The software giant will pay $196 a share - a premium of almost 50% to Friday's closing share price.
The deal will help Microsoft boost sales of its business and email software.
Microsoft said that LinkedIn would retain its "distinct brand, culture and independence".
Ben Wood, head of research at CCS Insight, said the deal would give Microsoft access to the world's biggest professional social network with more than 430 million members worldwide.
"That's a valuable asset that can be deeply integrated with a number of Microsoft assets such as Office 365, Exchange and Outlook. That said, Microsoft has stated that the company will continue to operate as an independent business, so we'll have to see how deeply the integration occurs," Mr Wood said.
Analysis: Rory Cellan-Jones, technology correspondent
Ever had one of those annoying LinkedIn emails inviting you to "endorse" a contact for some skill or another? Perhaps LinkedIn chief executive Jeff Weiner and its founder Reid Hoffman deserve to be endorsed for salesmanship after today's deal.
After a tricky period in which the shares have fallen amid widening losses, they have persuaded Microsoft to make its biggest deal. The software giant is paying a 50% premium on Friday's closing share price to buy LinkedIn, a price which amounts to $250 (£170) for every active user. To put that into context, that's about the market value of Sky, or eight times as much as Daily Mail owner DMGT - and they are both profitable.
But this deal is about more than money: it is meant as a powerful signal of where Satya Nadella is now taking Microsoft. He sees its future as a cloud computing business providing all sorts of professional services to clients - including a social network to connect them to each other.
"We are trying to ride the wave of the new technologies," Mr Nadella told me from Seattle. "It's about AI, it's about mobile, it's about cloud and we're trying to bring those things together."
However, the deal to buy Nokia's mobile phones division had a similar logic - and the entire value of that purchase was written off just a year later. So Microsoft's investors may look at that $26bn price tag nervously, while anyone with a few LinkedIn shares may be using the network to send a message of congratulations to their board.

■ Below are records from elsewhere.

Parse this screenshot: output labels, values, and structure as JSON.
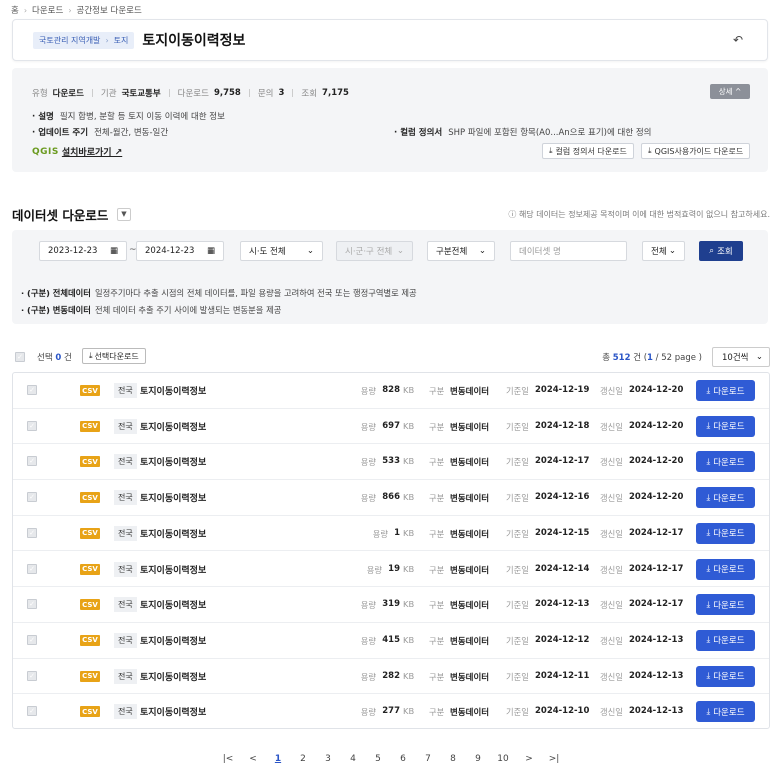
{
  "breadcrumb": [
    "홈",
    "다운로드",
    "공간정보 다운로드"
  ],
  "header": {
    "category_path": [
      "국토관리 지역개발",
      "토지"
    ],
    "title": "토지이동이력정보"
  },
  "meta": {
    "type_label": "유형",
    "type_value": "다운로드",
    "agency_label": "기관",
    "agency_value": "국토교통부",
    "downloads_label": "다운로드",
    "downloads_value": "9,758",
    "inquiries_label": "문의",
    "inquiries_value": "3",
    "views_label": "조회",
    "views_value": "7,175",
    "detail_button": "상세 ^"
  },
  "info": {
    "desc_label": "· 설명",
    "desc_value": "필지 합병, 분할 등 토지 이동 이력에 대한 정보",
    "cycle_label": "· 업데이트 주기",
    "cycle_value": "전체-월간, 변동-일간",
    "column_label": "· 컬럼 정의서",
    "column_value": "SHP 파일에 포함된 항목(A0...An으로 표기)에 대한 정의",
    "qgis_logo": "QGIS",
    "qgis_link": "설치바로가기 ↗",
    "column_dl_button": "컬럼 정의서 다운로드",
    "qgis_guide_button": "QGIS사용가이드 다운로드"
  },
  "dataset": {
    "title": "데이터셋 다운로드",
    "notice": "ⓘ 해당 데이터는 정보제공 목적이며 이에 대한 법적효력이 없으니 참고하세요."
  },
  "filters": {
    "date_from": "2023-12-23",
    "date_to": "2024-12-23",
    "tilde": "~",
    "sido": "시·도 전체",
    "sigungu": "시·군·구 전체",
    "gubun": "구분전체",
    "name_placeholder": "데이터셋 명",
    "scope": "전체",
    "search_button": "조회",
    "note1_label": "· (구분) 전체데이터",
    "note1_value": "일정주기마다 추출 시점의 전체 데이터를, 파일 용량을 고려하여 전국 또는 행정구역별로 제공",
    "note2_label": "· (구분) 변동데이터",
    "note2_value": "전체 데이터 추출 주기 사이에 발생되는 변동분을 제공"
  },
  "list": {
    "select_prefix": "선택",
    "selected_count": "0",
    "select_suffix": "건",
    "select_download_button": "선택다운로드",
    "total_prefix": "총",
    "total_count": "512",
    "total_suffix": "건 (",
    "current_page": "1",
    "total_pages": "/ 52 page )",
    "per_page": "10건씩",
    "labels": {
      "size": "용량",
      "unit": "KB",
      "gubun": "구분",
      "base_date": "기준일",
      "update_date": "갱신일",
      "download": "다운로드",
      "format": "CSV"
    },
    "rows": [
      {
        "region": "전국",
        "name": "토지이동이력정보",
        "size": "828",
        "gubun": "변동데이터",
        "base": "2024-12-19",
        "updated": "2024-12-20"
      },
      {
        "region": "전국",
        "name": "토지이동이력정보",
        "size": "697",
        "gubun": "변동데이터",
        "base": "2024-12-18",
        "updated": "2024-12-20"
      },
      {
        "region": "전국",
        "name": "토지이동이력정보",
        "size": "533",
        "gubun": "변동데이터",
        "base": "2024-12-17",
        "updated": "2024-12-20"
      },
      {
        "region": "전국",
        "name": "토지이동이력정보",
        "size": "866",
        "gubun": "변동데이터",
        "base": "2024-12-16",
        "updated": "2024-12-20"
      },
      {
        "region": "전국",
        "name": "토지이동이력정보",
        "size": "1",
        "gubun": "변동데이터",
        "base": "2024-12-15",
        "updated": "2024-12-17"
      },
      {
        "region": "전국",
        "name": "토지이동이력정보",
        "size": "19",
        "gubun": "변동데이터",
        "base": "2024-12-14",
        "updated": "2024-12-17"
      },
      {
        "region": "전국",
        "name": "토지이동이력정보",
        "size": "319",
        "gubun": "변동데이터",
        "base": "2024-12-13",
        "updated": "2024-12-17"
      },
      {
        "region": "전국",
        "name": "토지이동이력정보",
        "size": "415",
        "gubun": "변동데이터",
        "base": "2024-12-12",
        "updated": "2024-12-13"
      },
      {
        "region": "전국",
        "name": "토지이동이력정보",
        "size": "282",
        "gubun": "변동데이터",
        "base": "2024-12-11",
        "updated": "2024-12-13"
      },
      {
        "region": "전국",
        "name": "토지이동이력정보",
        "size": "277",
        "gubun": "변동데이터",
        "base": "2024-12-10",
        "updated": "2024-12-13"
      }
    ]
  },
  "pagination": {
    "first": "|<",
    "prev": "<",
    "next": ">",
    "last": ">|",
    "pages": [
      "1",
      "2",
      "3",
      "4",
      "5",
      "6",
      "7",
      "8",
      "9",
      "10"
    ],
    "active": "1"
  },
  "colors": {
    "primary": "#2f5bd5",
    "navy": "#1f3f8f",
    "csv": "#e8a317"
  }
}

Microsoft chief executive Satya Nadella said he had long admired LinkedIn: "I have been thinking about this for a long time."
The deal was "key to our bold ambition to reinvent productivity and business processes", he added.

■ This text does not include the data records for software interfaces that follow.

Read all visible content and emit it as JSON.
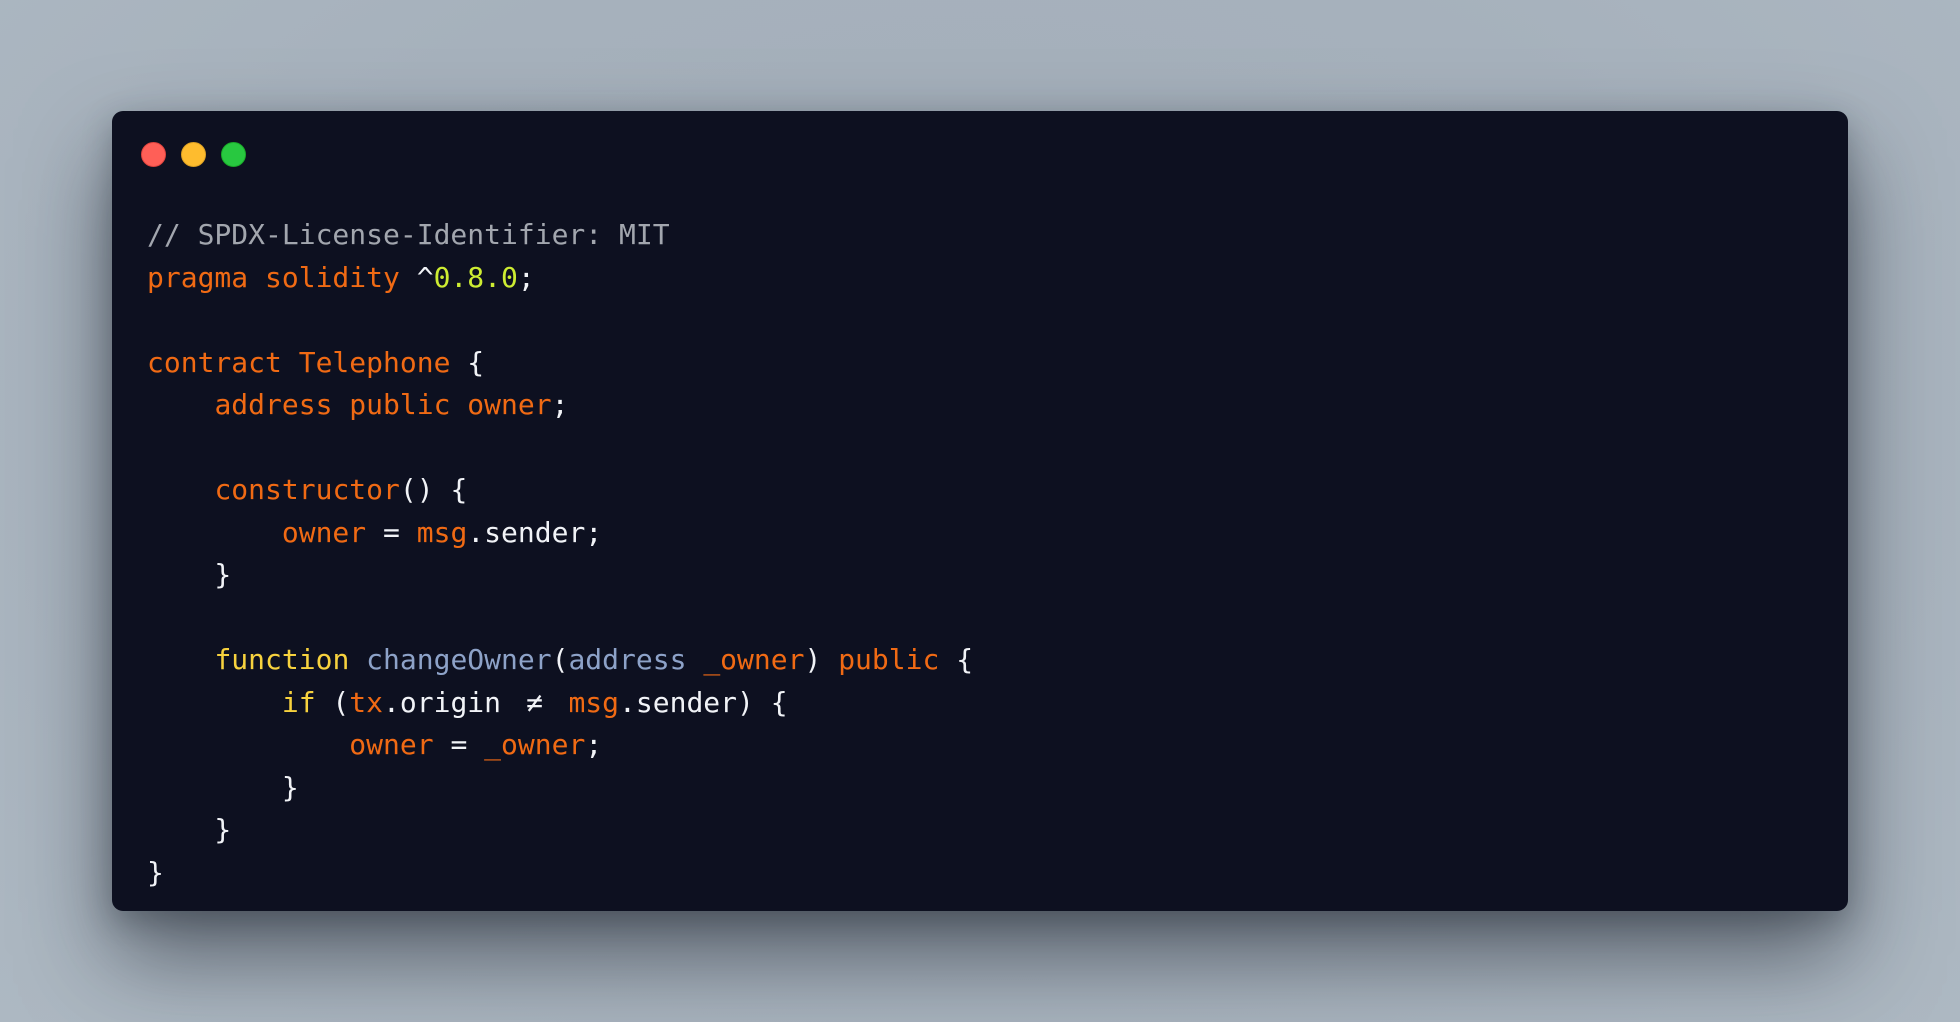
{
  "window": {
    "controls": [
      {
        "name": "close",
        "color": "#ff5f57"
      },
      {
        "name": "minimize",
        "color": "#febc2e"
      },
      {
        "name": "maximize",
        "color": "#28c840"
      }
    ]
  },
  "code": {
    "language": "solidity",
    "colors": {
      "background": "#0d1020",
      "comment": "#a2a6ae",
      "keyword": "#f06a14",
      "plain": "#f1f3f7",
      "version": "#cdec32",
      "control": "#f7d23e",
      "function_name": "#8da2c8"
    },
    "lines": [
      [
        {
          "t": "// SPDX-License-Identifier: MIT",
          "c": "comment"
        }
      ],
      [
        {
          "t": "pragma solidity ",
          "c": "orange"
        },
        {
          "t": "^",
          "c": "plain"
        },
        {
          "t": "0.8.0",
          "c": "version"
        },
        {
          "t": ";",
          "c": "plain"
        }
      ],
      [],
      [
        {
          "t": "contract Telephone ",
          "c": "orange"
        },
        {
          "t": "{",
          "c": "plain"
        }
      ],
      [
        {
          "t": "    ",
          "c": "plain"
        },
        {
          "t": "address public owner",
          "c": "orange"
        },
        {
          "t": ";",
          "c": "plain"
        }
      ],
      [],
      [
        {
          "t": "    ",
          "c": "plain"
        },
        {
          "t": "constructor",
          "c": "orange"
        },
        {
          "t": "() {",
          "c": "plain"
        }
      ],
      [
        {
          "t": "        ",
          "c": "plain"
        },
        {
          "t": "owner",
          "c": "orange"
        },
        {
          "t": " = ",
          "c": "plain"
        },
        {
          "t": "msg",
          "c": "orange"
        },
        {
          "t": ".sender;",
          "c": "plain"
        }
      ],
      [
        {
          "t": "    }",
          "c": "plain"
        }
      ],
      [],
      [
        {
          "t": "    ",
          "c": "plain"
        },
        {
          "t": "function",
          "c": "yellow"
        },
        {
          "t": " ",
          "c": "plain"
        },
        {
          "t": "changeOwner",
          "c": "blue"
        },
        {
          "t": "(",
          "c": "plain"
        },
        {
          "t": "address",
          "c": "blue"
        },
        {
          "t": " ",
          "c": "plain"
        },
        {
          "t": "_owner",
          "c": "orange"
        },
        {
          "t": ") ",
          "c": "plain"
        },
        {
          "t": "public",
          "c": "orange"
        },
        {
          "t": " {",
          "c": "plain"
        }
      ],
      [
        {
          "t": "        ",
          "c": "plain"
        },
        {
          "t": "if",
          "c": "yellow"
        },
        {
          "t": " (",
          "c": "plain"
        },
        {
          "t": "tx",
          "c": "orange"
        },
        {
          "t": ".origin ",
          "c": "plain"
        },
        {
          "t": "≠",
          "c": "plain",
          "lig": true
        },
        {
          "t": " ",
          "c": "plain"
        },
        {
          "t": "msg",
          "c": "orange"
        },
        {
          "t": ".sender) {",
          "c": "plain"
        }
      ],
      [
        {
          "t": "            ",
          "c": "plain"
        },
        {
          "t": "owner",
          "c": "orange"
        },
        {
          "t": " = ",
          "c": "plain"
        },
        {
          "t": "_owner",
          "c": "orange"
        },
        {
          "t": ";",
          "c": "plain"
        }
      ],
      [
        {
          "t": "        }",
          "c": "plain"
        }
      ],
      [
        {
          "t": "    }",
          "c": "plain"
        }
      ],
      [
        {
          "t": "}",
          "c": "plain"
        }
      ]
    ]
  }
}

The company planned a different approach to integrating LinkedIn to preserve its culture and brand, Mr Nadella said: "That's what's going to be very very different about this."
LinkedIn shares soared 47%, or $61.50, to $192.60 in New York following the announcement of the deal.
Shares in the company, which floated in May 2011, have fallen by more than 40% this year.
The stock plunged by a quarter in February after the company issued a profit warning for the first quarter and reported an annual loss of $166m.
Ivan Feinseth, analyst at Tigress Financial Partners, said that LinkedIn was a great business "even though the company stubbed their toe back in February. It's a premium company and it deserves a premium valuation."
Shares in Microsoft fell 2.6% to $50.16, bringing the decline this year to almost 10%.
Jeff Weiner will remain chief executive, reporting to Mr Nadella. He and Reid Hoffman - the chairman, co-founder and controlling shareholder of LinkedIn - both backed the deal.
"Today is a re-founding moment for LinkedIn," said Mr Hoffman. "I see incredible opportunity for our members and customers and look forward to supporting this new and combined business."
LinkedIn has been trying to expand by offering users more messaging options, mobile apps and a revamped "newsfeed" to help boost engagement.
Last year, the site pledged to send less frequent and "more relevant" messages after numerous user complaints.
The LinkedIn acquisition also eclipses the $19bn that Facebook paid for WhatsApp in 2014.
Despite having a cash pile of about $92bn, Microsoft said it would pay for LinkedIn mostly by issuing new debt.
It expects the deal, which must be approved by regulators in the US, EU, Canada and Brazil, to generate annual savings of $150m by 2018.